For the New York issue of our member newsletter, JBF Notes, we asked past Best Chef award winners from regions around the country to tell us what cuisine in the Big Apple means to them, and, of course, for their must-visit spots when they're in town. We'll be posting their responses throughout the week. First up: Andy Ricker, winner of the 2011 Best Chef: Northwest award and chef of Pok Pok in Brooklyn and Portland, Oregon.
What is New York cuisine?
In a city like New York, I think it's difficult to say what defines the cuisine. There is so much going on: populations shifting and mingling, trends coming and going, fortunes ebbing and flowing. I could point to certain places that I think only really exist here in their archetypical forms: Defonte's sandwich shop in Red Hook, Katz's deli, Peter Luger’s, Di Fara Pizza, Lucali, Great New York Noodletown. Or I could point to places that literally reference New York in their cuisine: Torrisi, Eleven Madison Park. Or to chefs who are "a New York chef," Mario Batali, Daniel Boulud, and Jean-Georges Vongerichten—though none of those guys were born and raised here. In the end, it may be defined more by the environment everyone is forced to work in, with all the challenges the city embodies as well as the rewards. New York cuisine is whatever New Yorkers welcome and seek out and champion.
Tertulia. Because Seamus Mullen has found a way to stay true to the traditions of Spain while staying fresh and current with what a New York restaurant is all about: innovative food and great service.
Mission Chinese.

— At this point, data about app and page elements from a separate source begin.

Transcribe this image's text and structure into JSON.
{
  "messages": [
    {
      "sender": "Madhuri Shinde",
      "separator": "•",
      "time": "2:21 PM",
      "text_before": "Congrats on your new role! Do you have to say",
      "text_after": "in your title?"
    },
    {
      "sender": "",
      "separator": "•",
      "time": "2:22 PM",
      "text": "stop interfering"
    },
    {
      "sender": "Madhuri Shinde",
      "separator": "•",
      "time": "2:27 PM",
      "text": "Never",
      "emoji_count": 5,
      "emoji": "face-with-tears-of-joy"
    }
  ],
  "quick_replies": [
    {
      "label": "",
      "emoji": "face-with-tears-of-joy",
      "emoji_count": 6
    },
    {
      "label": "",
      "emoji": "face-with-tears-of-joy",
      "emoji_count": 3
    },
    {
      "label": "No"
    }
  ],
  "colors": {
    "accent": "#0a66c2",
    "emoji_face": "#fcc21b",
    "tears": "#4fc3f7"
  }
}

Because Danny Bowien and his crew knock it out of the park with fun, delicious food in a lively atmosphere, have attained world renown for it, and do it all out of a kitchen that's better suited to Chinese takeaway and in a dining room that's more like a covered deck. The fact that this restaurant exists in New York City is a testament to the lengths people will go to make it work.
Del Posto. Mark Ladner and Brooks Headley preside over a kitchen that turns out beautiful, decadent Italian food, and the dining room experience makes you feel like royalty.

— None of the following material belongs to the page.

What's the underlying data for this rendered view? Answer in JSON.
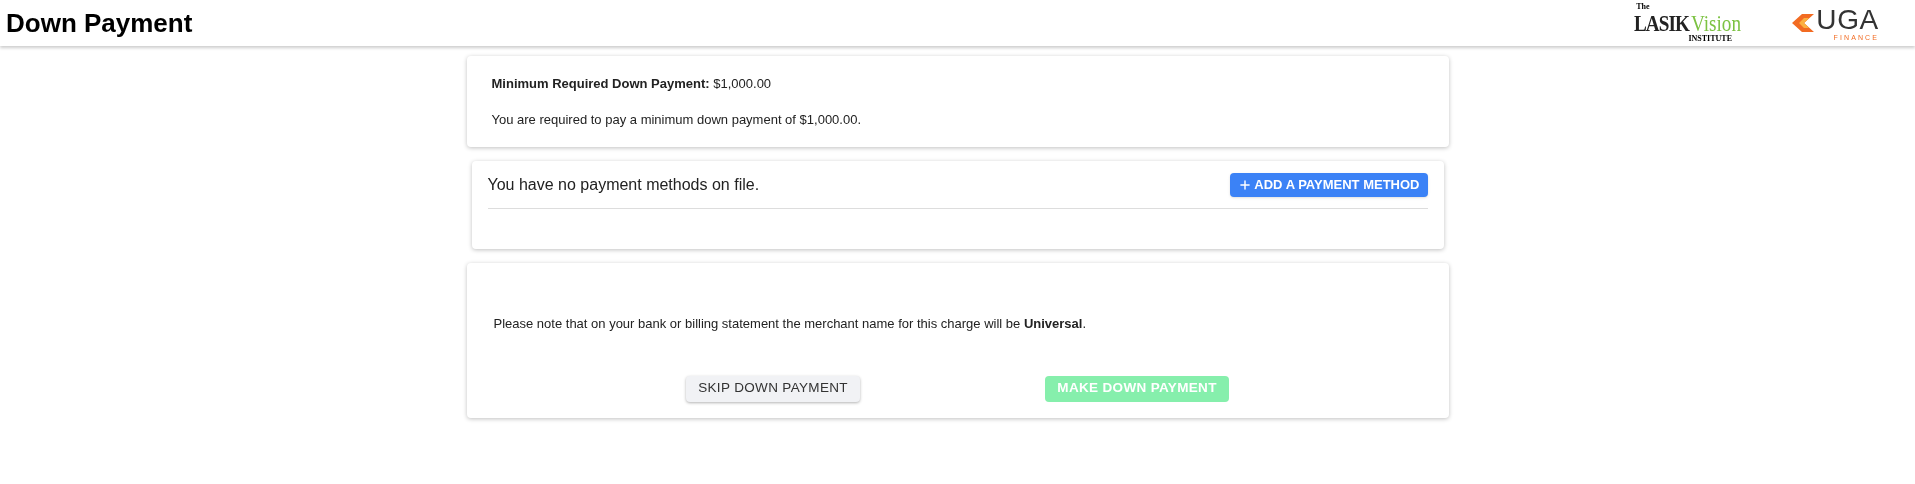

I also love eating at little, relatively unknown joints in Chinatown and Flushing. This city has some of the most interesting and diverse Asian cuisine in the country, not to mention the food of virtually every other country and ethnicity. New York is an eater's paradise.